One of the jarring figures in Piketty's book Capital in the Twenty-first Century shows the population fraction over time that inherited more money than the average laborer earns in a lifetime. This fraction is larger than I expected -- roughly 5-10 percent in France.
Piketty's grande idée is very simple: if returns to capital r exceed GDP growth g, and if ownership of capital is concentrated, then runaway inequality will result. He argues that throughout most of history, r > g. His solution: redistribution via a wealth tax. (Don't most countries already have inheritance taxes? Perhaps they just need to be tightened up.)
See also The Normaliens.
New Yorker: ... Piketty, who teaches at the Paris School of Economics, has spent nearly two decades studying inequality. In 1993, at the age of twenty-two, he moved to the United States to teach at M.I.T. A graduate of the élite École Normale Supérieure, he had recently completed his doctorate, a dense mathematical exploration of the theory behind tax policies. Plenty of bright young European scholars move across the Atlantic, of course, and many of them end up staying. Piketty was not to be one of them. “It was the first time I had set foot in the United States,” he recalls in the introduction, “and it felt good to have my work recognized so quickly. Here was a country that knew how to attract immigrants when it wanted to! Yet I also realized quite soon that I wanted to return to France and Europe, which I did when I was twenty-five. Since then, I have not left Paris, except for a few brief trips.”See figures here and here.
... much of the economics that Piketty encountered at M.I.T. seemed arid and pointless. “I did not find the work of U.S. economists entirely convincing,” he writes. “To be sure, they were all very intelligent, and I still have many friends from that period of my life. But something strange happened: I was only too aware of the fact that I knew nothing at all about the world’s economic problems.”

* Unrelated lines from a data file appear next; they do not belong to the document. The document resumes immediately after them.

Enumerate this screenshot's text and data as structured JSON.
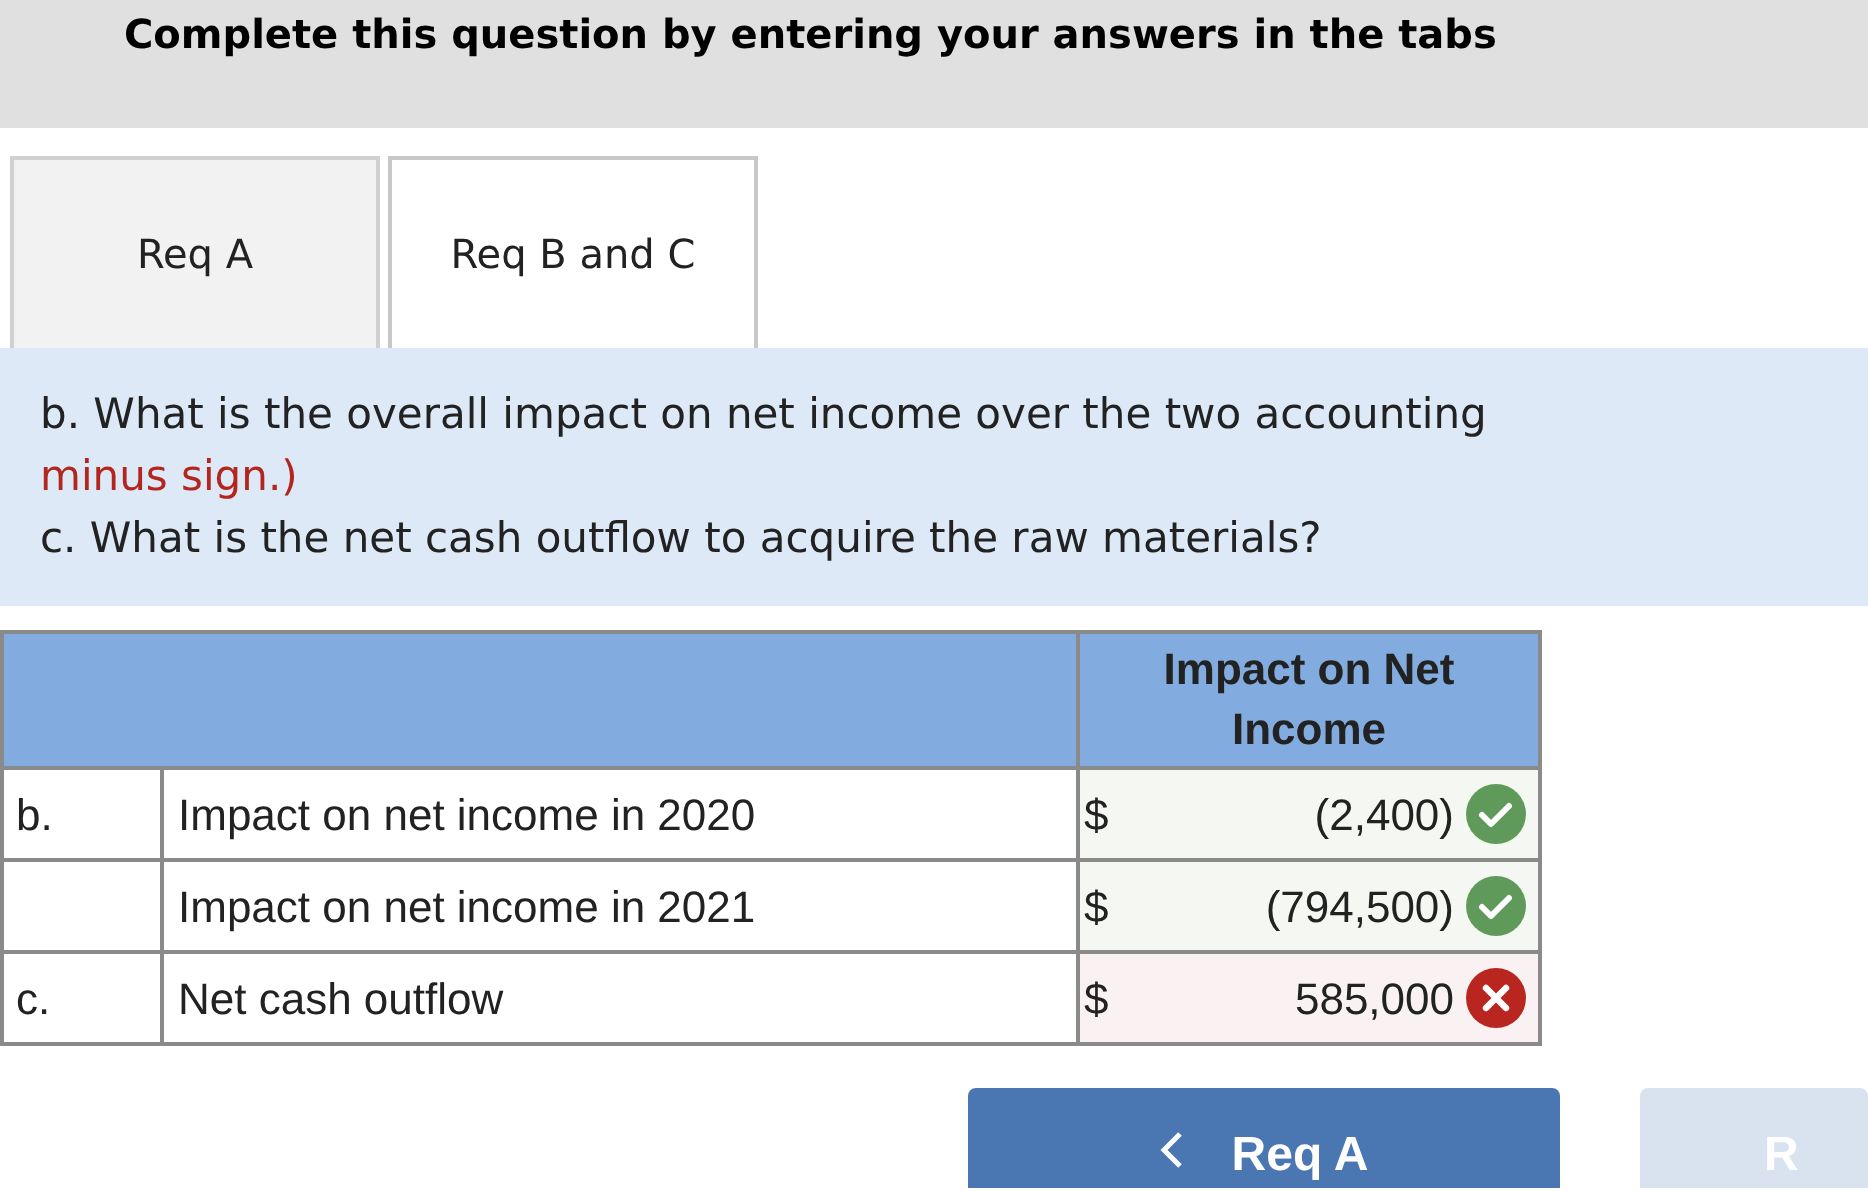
{
  "instruction": "Complete this question by entering your answers in the tabs",
  "tabs": [
    {
      "label": "Req A",
      "selected": false
    },
    {
      "label": "Req B and C",
      "selected": true
    }
  ],
  "question": {
    "lines": [
      {
        "text": "b. What is the overall impact on net income over the two accounting",
        "kind": "plain"
      },
      {
        "text": "minus sign.)",
        "kind": "note"
      },
      {
        "text": "c. What is the net cash outflow to acquire the raw materials?",
        "kind": "plain"
      }
    ]
  },
  "table": {
    "columns": [
      "Impact on Net Income"
    ],
    "rows": [
      {
        "letter": "b.",
        "label": "Impact on net income in 2020",
        "currency": "$",
        "value": "(2,400)",
        "correct": true
      },
      {
        "letter": "",
        "label": "Impact on net income in 2021",
        "currency": "$",
        "value": "(794,500)",
        "correct": true
      },
      {
        "letter": "c.",
        "label": "Net cash outflow",
        "currency": "$",
        "value": "585,000",
        "correct": false
      }
    ]
  },
  "nav": [
    {
      "label": "Req A",
      "kind": "prev",
      "disabled": false
    },
    {
      "label": "R",
      "kind": "next",
      "disabled": true
    }
  ]
}
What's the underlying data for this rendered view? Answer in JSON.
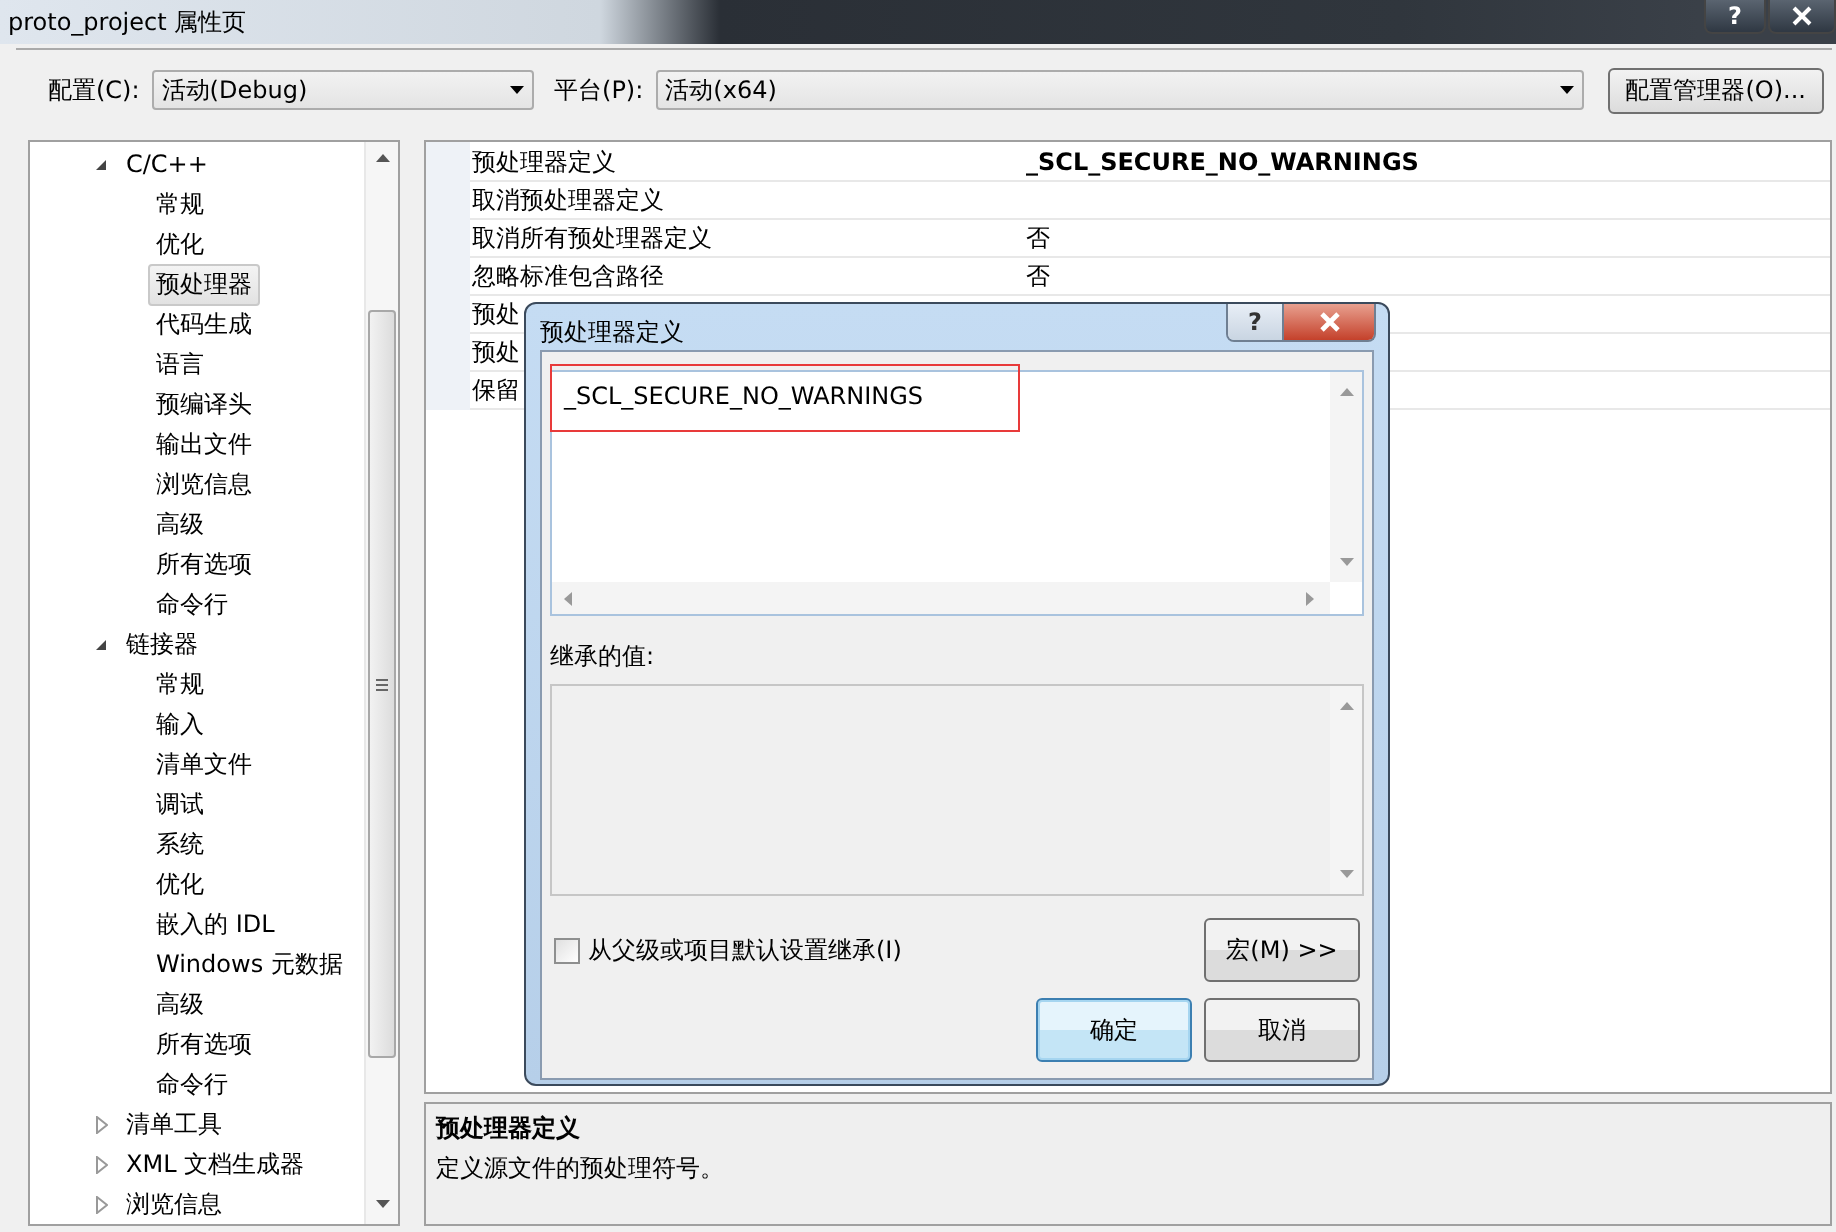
{
  "window": {
    "title": "proto_project 属性页",
    "help": "?"
  },
  "toolbar": {
    "config_label": "配置(C):",
    "config_value": "活动(Debug)",
    "platform_label": "平台(P):",
    "platform_value": "活动(x64)",
    "manager_button": "配置管理器(O)..."
  },
  "tree": {
    "items": [
      {
        "label": "C/C++",
        "expanded": true,
        "selected": false,
        "children": [
          {
            "label": "常规",
            "selected": false
          },
          {
            "label": "优化",
            "selected": false
          },
          {
            "label": "预处理器",
            "selected": true
          },
          {
            "label": "代码生成",
            "selected": false
          },
          {
            "label": "语言",
            "selected": false
          },
          {
            "label": "预编译头",
            "selected": false
          },
          {
            "label": "输出文件",
            "selected": false
          },
          {
            "label": "浏览信息",
            "selected": false
          },
          {
            "label": "高级",
            "selected": false
          },
          {
            "label": "所有选项",
            "selected": false
          },
          {
            "label": "命令行",
            "selected": false
          }
        ]
      },
      {
        "label": "链接器",
        "expanded": true,
        "selected": false,
        "children": [
          {
            "label": "常规",
            "selected": false
          },
          {
            "label": "输入",
            "selected": false
          },
          {
            "label": "清单文件",
            "selected": false
          },
          {
            "label": "调试",
            "selected": false
          },
          {
            "label": "系统",
            "selected": false
          },
          {
            "label": "优化",
            "selected": false
          },
          {
            "label": "嵌入的 IDL",
            "selected": false
          },
          {
            "label": "Windows 元数据",
            "selected": false
          },
          {
            "label": "高级",
            "selected": false
          },
          {
            "label": "所有选项",
            "selected": false
          },
          {
            "label": "命令行",
            "selected": false
          }
        ]
      },
      {
        "label": "清单工具",
        "expanded": false,
        "selected": false
      },
      {
        "label": "XML 文档生成器",
        "expanded": false,
        "selected": false
      },
      {
        "label": "浏览信息",
        "expanded": false,
        "selected": false
      }
    ]
  },
  "grid": {
    "rows": [
      {
        "name": "预处理器定义",
        "value": "_SCL_SECURE_NO_WARNINGS",
        "modified": true
      },
      {
        "name": "取消预处理器定义"
      },
      {
        "name": "取消所有预处理器定义",
        "value": "否",
        "modified": false
      },
      {
        "name": "忽略标准包含路径",
        "value": "否",
        "modified": false
      },
      {
        "name": "预处"
      },
      {
        "name": "预处"
      },
      {
        "name": "保留"
      }
    ]
  },
  "description": {
    "title": "预处理器定义",
    "text": "定义源文件的预处理符号。"
  },
  "dialog": {
    "title": "预处理器定义",
    "help": "?",
    "value": "_SCL_SECURE_NO_WARNINGS",
    "inherited_label": "继承的值:",
    "inherit": {
      "label": "从父级或项目默认设置继承(I)",
      "checked": false
    },
    "macros_button": "宏(M) >>",
    "ok_button": "确定",
    "cancel_button": "取消"
  }
}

... Eventually, Piketty says, we could see the reëmergence of a world familiar to nineteenth-century Europeans; he cites the novels of Austen and Balzac. In this “patrimonial society,” a small group of wealthy rentiers lives lavishly on the fruits of its inherited wealth, and the rest struggle to keep up. For the United States, in particular, this would be a cruel and ironic fate. “The egalitarian pioneer ideal has faded into oblivion,” Piketty writes, “and the New World may be on the verge of becoming the Old Europe of the twenty-first century’s globalized economy.”
... Some people claim that the takeoff at the very top reflects the emergence of a new class of “superstars”—entrepreneurs, entertainers, sports stars, authors, and the like—who have exploited new technologies, such as the Internet, to enlarge their earnings at the expense of others in their field. If this is true, high rates of inequality may reflect a harsh and unalterable reality: outsized spoils are going to go to Roger Federer, James Patterson, and the WhatsApp guys. Piketty rejects this account. The main factor, he insists, is that major companies are giving their top executives outlandish pay packages. His research shows that “supermanagers,” rather than “superstars,” account for up to seventy per cent of the top 0.1 per cent of the income distribution. ...
... Defenders of big pay packages like to claim that senior managers earn their vast salaries by boosting their firm’s profits and stock prices. But Piketty points out how hard it is to measure the contribution (the “marginal productivity”) of any one individual in a large corporation. The compensation of top managers is typically set by committees comprising other senior executives who earn comparable amounts. “It is only reasonable to assume that people in a position to set their own salaries have a natural incentive to treat themselves generously, or at the very least to be rather optimistic in gauging their marginal productivity,” Piketty writes.
... Income from capital has always played a key role in capitalism. Piketty claims that its role is growing even larger, and that this helps explain why inequality is rising so fast. Indeed, he argues that modern capitalism has an internal law of motion that leads, not inexorably but generally, toward less equal outcomes. The law is simple. When the rate of return on capital—the annual income it generates divided by its market value—is higher than the economy’s growth rate, capital income will tend to rise faster than wages and salaries, which rarely grow faster than G.D.P.
... Piketty takes some well-aimed shots at economists who seek to obfuscate this reality. “In studying the eighteenth and nineteenth centuries it is possible to think that the evolution of prices and wages, or incomes and wealth, obeys an autonomous economic logic having little or nothing to do with the logic of politics or culture,” he writes. “When one studies the twentieth century, however, such an illusion falls apart immediately. A quick glance at the curves describing income and wealth inequality or the capital/income ratio is enough to show that politics is ubiquitous and that economic and political changes are inextricably intertwined and must be studied together.” ...